Already, the K-7 student population is decreasing and will eventually result in some elementary schools closing. And this will have its effect in the middle and high schools for the next half dozen years. And it'll take another four or five years after that for them to completely pass through their college years.
But, that is a national happening. If their middle-aged parents leave Michigan for work elsewhere, this Echo Boom might not have that much of an effect in SE Michigan. In any event, after a decade, that demographic will all be out of college and probably not choose to linger in Michigan if its job situation isn't fixed.
Post Number: 5
|Posted on Monday, February 11, 2008 - 7:09 pm: || |
Anyone a recent migrant from the suburbs to Detroit
(Message edited by punkrocknerd on February 12, 2008)
Post Number: 168
|Posted on Monday, February 11, 2008 - 7:19 pm: || |
Do you mean recent migrant...?
Post Number: 5124
|Posted on Monday, February 11, 2008 - 7:23 pm: || |
Any such person probably resents doing that...
Post Number: 262
|Posted on Monday, February 11, 2008 - 7:38 pm: || |
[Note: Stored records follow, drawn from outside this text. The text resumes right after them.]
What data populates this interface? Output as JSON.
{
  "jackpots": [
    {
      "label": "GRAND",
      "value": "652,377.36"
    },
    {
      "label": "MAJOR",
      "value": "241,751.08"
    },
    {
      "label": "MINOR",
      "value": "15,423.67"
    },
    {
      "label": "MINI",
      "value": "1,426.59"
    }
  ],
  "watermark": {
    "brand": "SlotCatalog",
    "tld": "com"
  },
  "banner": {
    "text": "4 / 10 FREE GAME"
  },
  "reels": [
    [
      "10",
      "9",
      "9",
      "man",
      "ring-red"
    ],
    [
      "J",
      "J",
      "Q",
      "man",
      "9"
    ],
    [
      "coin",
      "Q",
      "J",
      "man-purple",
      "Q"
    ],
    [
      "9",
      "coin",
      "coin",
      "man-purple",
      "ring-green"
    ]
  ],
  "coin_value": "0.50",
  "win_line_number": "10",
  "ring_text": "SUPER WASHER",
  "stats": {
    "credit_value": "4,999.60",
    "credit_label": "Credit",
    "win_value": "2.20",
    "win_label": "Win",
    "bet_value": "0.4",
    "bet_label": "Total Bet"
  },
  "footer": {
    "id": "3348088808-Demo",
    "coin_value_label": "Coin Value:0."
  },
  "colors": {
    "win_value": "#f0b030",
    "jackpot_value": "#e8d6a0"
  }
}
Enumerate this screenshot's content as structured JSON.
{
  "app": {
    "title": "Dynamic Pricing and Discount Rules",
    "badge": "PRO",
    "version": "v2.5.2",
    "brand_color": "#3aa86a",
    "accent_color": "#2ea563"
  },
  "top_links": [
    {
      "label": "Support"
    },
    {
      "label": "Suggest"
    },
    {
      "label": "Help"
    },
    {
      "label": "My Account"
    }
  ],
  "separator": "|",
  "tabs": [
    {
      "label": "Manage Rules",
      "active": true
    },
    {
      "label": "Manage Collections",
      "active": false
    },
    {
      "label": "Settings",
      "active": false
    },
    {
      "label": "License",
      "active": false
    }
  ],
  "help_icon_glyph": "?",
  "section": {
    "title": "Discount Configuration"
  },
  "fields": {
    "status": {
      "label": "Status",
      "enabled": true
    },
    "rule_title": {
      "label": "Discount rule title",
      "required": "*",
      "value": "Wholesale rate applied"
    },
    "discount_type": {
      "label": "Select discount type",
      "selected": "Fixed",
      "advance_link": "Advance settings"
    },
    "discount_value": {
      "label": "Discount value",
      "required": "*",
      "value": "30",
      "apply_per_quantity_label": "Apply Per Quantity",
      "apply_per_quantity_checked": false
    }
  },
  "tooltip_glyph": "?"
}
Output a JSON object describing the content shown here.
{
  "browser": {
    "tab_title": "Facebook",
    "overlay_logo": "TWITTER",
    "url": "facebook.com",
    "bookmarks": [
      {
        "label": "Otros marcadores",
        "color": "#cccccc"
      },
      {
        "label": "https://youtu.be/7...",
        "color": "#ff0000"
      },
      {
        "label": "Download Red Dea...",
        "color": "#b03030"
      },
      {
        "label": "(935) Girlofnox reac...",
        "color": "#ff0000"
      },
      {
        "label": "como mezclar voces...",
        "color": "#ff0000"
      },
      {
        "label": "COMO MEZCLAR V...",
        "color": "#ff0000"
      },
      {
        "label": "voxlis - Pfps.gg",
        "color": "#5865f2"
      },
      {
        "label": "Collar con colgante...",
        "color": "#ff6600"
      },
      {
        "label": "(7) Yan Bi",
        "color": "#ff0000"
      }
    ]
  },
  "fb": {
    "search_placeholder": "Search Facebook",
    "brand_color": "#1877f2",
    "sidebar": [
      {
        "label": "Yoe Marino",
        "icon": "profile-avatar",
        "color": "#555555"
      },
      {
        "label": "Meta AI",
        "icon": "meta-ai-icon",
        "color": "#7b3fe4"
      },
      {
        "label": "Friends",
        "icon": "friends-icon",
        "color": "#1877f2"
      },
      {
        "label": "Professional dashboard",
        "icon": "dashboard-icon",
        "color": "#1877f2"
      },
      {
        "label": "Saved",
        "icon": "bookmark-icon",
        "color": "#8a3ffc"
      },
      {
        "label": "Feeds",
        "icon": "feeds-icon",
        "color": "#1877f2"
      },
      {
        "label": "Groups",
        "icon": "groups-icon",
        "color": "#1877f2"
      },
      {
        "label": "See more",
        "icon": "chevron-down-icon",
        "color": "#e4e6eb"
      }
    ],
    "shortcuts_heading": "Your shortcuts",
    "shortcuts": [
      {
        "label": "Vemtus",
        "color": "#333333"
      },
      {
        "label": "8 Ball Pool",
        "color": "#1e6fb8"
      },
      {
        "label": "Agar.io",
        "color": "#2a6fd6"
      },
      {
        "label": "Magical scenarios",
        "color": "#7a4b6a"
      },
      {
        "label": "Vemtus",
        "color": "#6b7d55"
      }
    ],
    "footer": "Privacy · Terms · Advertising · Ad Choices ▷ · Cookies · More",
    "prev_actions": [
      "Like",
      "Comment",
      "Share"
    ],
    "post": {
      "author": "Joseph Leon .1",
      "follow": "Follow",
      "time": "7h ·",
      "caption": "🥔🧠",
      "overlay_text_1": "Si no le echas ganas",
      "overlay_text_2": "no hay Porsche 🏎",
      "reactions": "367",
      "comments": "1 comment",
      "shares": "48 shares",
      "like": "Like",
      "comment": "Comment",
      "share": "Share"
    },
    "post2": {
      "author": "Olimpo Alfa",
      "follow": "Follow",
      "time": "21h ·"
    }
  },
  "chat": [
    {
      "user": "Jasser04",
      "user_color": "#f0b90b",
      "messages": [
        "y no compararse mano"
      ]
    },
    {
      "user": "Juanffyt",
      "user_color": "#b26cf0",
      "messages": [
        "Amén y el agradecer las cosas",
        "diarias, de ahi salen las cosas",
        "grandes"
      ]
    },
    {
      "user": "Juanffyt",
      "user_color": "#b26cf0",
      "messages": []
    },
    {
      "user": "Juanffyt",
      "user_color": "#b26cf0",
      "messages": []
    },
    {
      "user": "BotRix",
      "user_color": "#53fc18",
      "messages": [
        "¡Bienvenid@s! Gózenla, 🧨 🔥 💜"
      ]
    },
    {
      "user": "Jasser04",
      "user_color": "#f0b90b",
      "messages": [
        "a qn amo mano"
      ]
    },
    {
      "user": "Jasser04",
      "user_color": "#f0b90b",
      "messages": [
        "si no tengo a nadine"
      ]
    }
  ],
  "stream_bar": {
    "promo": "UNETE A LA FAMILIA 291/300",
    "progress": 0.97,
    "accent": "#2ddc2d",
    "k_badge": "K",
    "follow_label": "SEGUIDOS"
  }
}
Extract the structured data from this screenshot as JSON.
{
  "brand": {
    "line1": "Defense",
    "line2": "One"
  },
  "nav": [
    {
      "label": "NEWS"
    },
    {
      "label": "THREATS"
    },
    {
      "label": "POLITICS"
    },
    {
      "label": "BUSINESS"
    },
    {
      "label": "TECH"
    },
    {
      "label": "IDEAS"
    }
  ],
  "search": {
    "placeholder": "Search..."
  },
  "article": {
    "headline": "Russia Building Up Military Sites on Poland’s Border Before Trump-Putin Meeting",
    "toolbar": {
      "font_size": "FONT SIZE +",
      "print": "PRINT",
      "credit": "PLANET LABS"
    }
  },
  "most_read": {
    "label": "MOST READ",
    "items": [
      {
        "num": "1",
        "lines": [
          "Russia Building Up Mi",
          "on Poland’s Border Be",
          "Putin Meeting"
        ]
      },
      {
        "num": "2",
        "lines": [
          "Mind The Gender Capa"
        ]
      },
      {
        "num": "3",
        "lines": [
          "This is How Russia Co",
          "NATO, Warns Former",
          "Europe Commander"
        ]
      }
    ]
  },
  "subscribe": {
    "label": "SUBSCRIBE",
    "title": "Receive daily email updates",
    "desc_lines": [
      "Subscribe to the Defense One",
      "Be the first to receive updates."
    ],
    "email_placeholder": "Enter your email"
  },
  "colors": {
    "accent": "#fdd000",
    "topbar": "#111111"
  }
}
Bit off topic, because these people wouldn't be moving to the corridor, but it's some sort of ironic tragedy that when the metro Detroit baby boomers finally decide they want the urban lifestyle, either because they missed out on it in their youth, wanted kids in the burbs or because the city finally looks attractive, the sub-prime mess hits. These are people with the $ to pay taxes, who don't need to wait for the job market to improve, and yet now they can't sell their existing home.